**RECORD SET:**
%%
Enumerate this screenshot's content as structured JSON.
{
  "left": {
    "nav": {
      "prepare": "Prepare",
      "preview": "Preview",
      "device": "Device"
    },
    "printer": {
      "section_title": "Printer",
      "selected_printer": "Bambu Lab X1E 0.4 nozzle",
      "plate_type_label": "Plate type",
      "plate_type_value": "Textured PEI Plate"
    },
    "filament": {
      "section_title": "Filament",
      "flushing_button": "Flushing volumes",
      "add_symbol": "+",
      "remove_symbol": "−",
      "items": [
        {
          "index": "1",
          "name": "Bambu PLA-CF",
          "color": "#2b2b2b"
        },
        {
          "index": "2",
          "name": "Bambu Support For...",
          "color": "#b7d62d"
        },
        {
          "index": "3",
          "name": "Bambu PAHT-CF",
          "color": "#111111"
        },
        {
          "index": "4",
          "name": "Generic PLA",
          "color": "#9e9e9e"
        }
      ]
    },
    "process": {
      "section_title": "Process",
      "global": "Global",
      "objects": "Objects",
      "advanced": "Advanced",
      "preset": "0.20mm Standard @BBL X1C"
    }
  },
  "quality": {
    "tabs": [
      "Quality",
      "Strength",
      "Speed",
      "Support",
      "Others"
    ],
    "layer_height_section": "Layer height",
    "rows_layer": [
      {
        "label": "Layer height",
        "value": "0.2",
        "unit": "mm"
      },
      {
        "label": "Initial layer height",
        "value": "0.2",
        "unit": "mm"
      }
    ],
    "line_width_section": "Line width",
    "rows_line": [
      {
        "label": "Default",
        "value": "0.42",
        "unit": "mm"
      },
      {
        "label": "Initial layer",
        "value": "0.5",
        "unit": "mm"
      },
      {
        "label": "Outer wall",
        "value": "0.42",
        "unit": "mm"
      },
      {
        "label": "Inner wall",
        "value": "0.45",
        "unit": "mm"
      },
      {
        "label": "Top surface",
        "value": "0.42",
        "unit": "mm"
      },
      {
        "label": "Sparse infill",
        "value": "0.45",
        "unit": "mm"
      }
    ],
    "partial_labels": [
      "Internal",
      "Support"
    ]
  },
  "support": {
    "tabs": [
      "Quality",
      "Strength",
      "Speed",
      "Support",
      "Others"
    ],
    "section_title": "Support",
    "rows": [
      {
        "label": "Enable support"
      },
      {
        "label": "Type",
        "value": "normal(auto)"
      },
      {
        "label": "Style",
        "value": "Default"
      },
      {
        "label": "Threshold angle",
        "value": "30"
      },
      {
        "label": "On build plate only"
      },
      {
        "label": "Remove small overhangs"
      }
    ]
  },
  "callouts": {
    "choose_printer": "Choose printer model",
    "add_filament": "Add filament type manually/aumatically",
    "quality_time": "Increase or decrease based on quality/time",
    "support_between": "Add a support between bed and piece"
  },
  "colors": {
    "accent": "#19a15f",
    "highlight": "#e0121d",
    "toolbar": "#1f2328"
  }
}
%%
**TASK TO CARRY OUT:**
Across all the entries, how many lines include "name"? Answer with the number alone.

**RESPONSE AREA:**
4